The earliest famine on record is that of 1792-93. In that year, rice, which is largely produced in Anantapur and other taluks in the District, sold at 4 lbs. for the shilling, and cholam, the staple food of the masses, at 12 lbs. for the shilling.
District of the Benares Division, in the Lieutenant Governorship of the North-Western Provinces, lying between 25° 38' and 26° 25' N. lat., and 82° 42' and 83° 49' E. long.; area, 2147 square miles; population in 1881, 1,604,654. Bounded on the north by [Page 392] Faizabad and Gorakhpur Districts; east, by the new District of Ballia; south, by Ghazipur District; and west, by Jaunpur and Sultanpur. The administrative head-quarters of the District are at AZAMGARH, which is also the chief town.
Agriculture.-The soil is alluvial throughout, being partly bangar (the old) and partly kachhar (the new deposit), with the transition from the one to the other generally marked by some change of elevation in the surface. The bangar land, although both reh and kankar occur more frequently in it than in the kachhar, is the more fertile of the two. The sub-soil strata are sands and clays, the former sometimes coming to the surface in the patches called balui. Water is met with at a few feet beneath these sandy strata, but owing to the looseness of the soil the wells have to be lined with masonry, to prevent them from falling in. The clays are of three kinds,-the clear grey or bluish grey, called matiari containing but little organic matter; the black clay, called karail, heavy, sticky, very tenacious of moisture, and the most fertile of all the soils of the District; the light clay, called kabsa, contains a saline matter, and forms in fact the transition soil between the raised sandy wastes, on which it always borders, and the heavier clays of the more depressed portions. The waste tracts of the District generally lie on the higher levels, and owe their sterility to the presence of reh, a saline efflorescence which crystallizes on the surface of the soil during the hot months. This usar or reh land can, however, with labour, be reclaimed; for if it be well trenched during the rains, and mixed with uninfected soil, the reh dies out in time, and even after the first year the reclaimed surface will yield a crop of rice. If, however, the surface drainage from the adjoining reh-infected parts be admitted to it, the improving patch rapidly lapses into its original sterility. Much of the present rice land was once, no doubt, usar land; and if the wholesome water were to be drained off them, would at once revert. In some places, extensive beds of kankar (limestone in course of formation) underlie the surface in solid sheets of coherent rock. The thin layers of soil that cover such reefs alternate, according to the season, between parched, dusty plains, and swamps. Agriculture in this District is specially dependent upon a seasonable distribution of the rainfall. The total agricultural population in 1881 was 1,293,089, or 80.6 per cent. of the inhabitants of the District. The two great harvests of the year are the kharif or autumn, and the rabi or spring crop. Including two-crop land, the total area cultivated in 1881-82 was 889,942 acres, the principal crops being as follow: - Kharif-rice, 274,706 acres; arhar, 52,379; Indian corn, 10,550; other food [Page 398] crops, 40,589; sugar-cane, 75,310; indigo, 10,790: total kharif area, 467,389 acres. Rabi-wheat, 17,934 acres; barley, 235,078; wheat and barley mixed, 39,401; barley and gram, 18,641; peas, 87,277; other food crops, 22,055; miscellaneous non-food crops, 12,167: total rabi area, 422,553 acres.

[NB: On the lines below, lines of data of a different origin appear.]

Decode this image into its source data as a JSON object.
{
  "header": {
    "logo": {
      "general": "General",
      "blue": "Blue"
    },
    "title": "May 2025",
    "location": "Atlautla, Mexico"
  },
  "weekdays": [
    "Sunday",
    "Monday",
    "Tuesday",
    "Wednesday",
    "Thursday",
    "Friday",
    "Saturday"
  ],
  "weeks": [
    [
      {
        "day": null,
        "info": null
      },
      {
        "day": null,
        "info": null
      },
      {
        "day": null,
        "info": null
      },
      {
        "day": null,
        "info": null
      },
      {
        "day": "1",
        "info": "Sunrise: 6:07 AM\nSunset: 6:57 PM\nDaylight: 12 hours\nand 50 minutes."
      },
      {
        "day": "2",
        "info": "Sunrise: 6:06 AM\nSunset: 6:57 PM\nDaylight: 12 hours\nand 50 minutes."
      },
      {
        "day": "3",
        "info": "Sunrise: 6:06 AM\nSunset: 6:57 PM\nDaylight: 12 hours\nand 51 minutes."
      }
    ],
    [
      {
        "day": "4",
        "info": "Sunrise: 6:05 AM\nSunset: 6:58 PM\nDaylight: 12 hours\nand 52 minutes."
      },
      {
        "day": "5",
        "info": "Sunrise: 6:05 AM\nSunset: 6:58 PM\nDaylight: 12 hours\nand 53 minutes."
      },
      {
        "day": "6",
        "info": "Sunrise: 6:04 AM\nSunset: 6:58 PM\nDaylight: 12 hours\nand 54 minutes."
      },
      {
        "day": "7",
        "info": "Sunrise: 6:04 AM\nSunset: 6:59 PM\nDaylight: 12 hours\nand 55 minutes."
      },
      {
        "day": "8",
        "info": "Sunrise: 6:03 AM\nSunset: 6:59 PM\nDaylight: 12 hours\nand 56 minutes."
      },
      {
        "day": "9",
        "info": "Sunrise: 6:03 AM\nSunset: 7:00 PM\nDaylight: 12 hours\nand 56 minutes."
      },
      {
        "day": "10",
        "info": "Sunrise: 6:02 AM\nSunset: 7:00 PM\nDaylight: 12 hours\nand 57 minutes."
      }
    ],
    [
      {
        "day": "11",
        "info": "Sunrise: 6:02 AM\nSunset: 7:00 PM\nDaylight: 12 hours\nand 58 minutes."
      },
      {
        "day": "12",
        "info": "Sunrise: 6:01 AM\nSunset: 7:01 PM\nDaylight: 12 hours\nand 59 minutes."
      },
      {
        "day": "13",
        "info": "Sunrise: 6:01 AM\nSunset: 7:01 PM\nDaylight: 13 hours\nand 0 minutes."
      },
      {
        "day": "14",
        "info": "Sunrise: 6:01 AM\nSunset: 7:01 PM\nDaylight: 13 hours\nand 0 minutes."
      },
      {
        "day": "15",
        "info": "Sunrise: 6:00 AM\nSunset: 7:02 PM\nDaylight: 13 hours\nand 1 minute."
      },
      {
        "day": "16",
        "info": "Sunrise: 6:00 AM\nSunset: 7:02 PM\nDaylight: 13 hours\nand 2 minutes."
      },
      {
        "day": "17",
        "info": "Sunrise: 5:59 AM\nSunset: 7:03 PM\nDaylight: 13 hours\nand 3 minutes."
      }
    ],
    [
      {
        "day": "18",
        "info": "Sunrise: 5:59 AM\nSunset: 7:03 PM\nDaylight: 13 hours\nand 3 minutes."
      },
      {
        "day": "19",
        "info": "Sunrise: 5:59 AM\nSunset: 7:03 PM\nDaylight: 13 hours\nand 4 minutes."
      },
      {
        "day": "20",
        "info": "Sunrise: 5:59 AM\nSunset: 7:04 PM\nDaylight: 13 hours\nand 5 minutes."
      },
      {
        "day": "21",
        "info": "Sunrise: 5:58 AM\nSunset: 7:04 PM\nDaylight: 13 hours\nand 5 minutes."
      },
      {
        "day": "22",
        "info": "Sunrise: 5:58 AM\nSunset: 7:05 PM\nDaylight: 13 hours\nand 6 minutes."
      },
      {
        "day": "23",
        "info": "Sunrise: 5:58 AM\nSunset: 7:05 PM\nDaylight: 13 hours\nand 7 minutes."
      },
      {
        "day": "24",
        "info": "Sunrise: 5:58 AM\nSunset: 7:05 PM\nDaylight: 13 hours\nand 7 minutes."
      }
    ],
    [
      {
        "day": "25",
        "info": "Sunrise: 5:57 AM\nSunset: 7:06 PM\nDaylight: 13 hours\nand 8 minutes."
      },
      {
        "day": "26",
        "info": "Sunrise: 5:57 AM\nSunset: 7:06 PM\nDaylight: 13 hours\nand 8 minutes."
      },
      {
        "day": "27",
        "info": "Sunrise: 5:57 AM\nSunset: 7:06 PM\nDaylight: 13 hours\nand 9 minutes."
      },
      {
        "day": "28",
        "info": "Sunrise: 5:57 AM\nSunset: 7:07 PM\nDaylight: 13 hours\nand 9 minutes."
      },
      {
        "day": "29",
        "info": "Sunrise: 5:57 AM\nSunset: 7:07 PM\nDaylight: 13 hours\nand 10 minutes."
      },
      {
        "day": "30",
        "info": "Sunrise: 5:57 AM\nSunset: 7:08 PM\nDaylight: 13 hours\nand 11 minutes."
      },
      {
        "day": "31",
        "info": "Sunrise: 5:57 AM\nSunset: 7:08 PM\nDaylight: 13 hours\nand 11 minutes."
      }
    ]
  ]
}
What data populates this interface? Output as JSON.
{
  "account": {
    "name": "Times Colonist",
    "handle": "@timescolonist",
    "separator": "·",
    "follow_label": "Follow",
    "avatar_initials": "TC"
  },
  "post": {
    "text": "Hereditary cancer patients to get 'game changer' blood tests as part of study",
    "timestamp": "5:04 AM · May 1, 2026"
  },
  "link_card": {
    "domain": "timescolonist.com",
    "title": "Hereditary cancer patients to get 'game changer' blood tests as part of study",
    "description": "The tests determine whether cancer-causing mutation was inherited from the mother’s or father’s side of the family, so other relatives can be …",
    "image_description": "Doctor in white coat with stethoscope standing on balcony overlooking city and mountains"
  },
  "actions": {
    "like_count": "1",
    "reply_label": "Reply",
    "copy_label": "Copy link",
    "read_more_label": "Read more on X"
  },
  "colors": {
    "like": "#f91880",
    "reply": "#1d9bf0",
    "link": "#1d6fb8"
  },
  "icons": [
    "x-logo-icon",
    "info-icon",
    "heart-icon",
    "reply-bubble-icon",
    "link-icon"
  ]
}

6.2. Natural Calamities
In 1782-83, there was so serious a scarcity that deaths from starvation occurred in the town of Mau, and a mosque and some wells built as relief works in the town of Kopaganj form memorials of the year. Wheat, nevertheless, sold throughout this 'famine' at 14 lbs. for the shilling.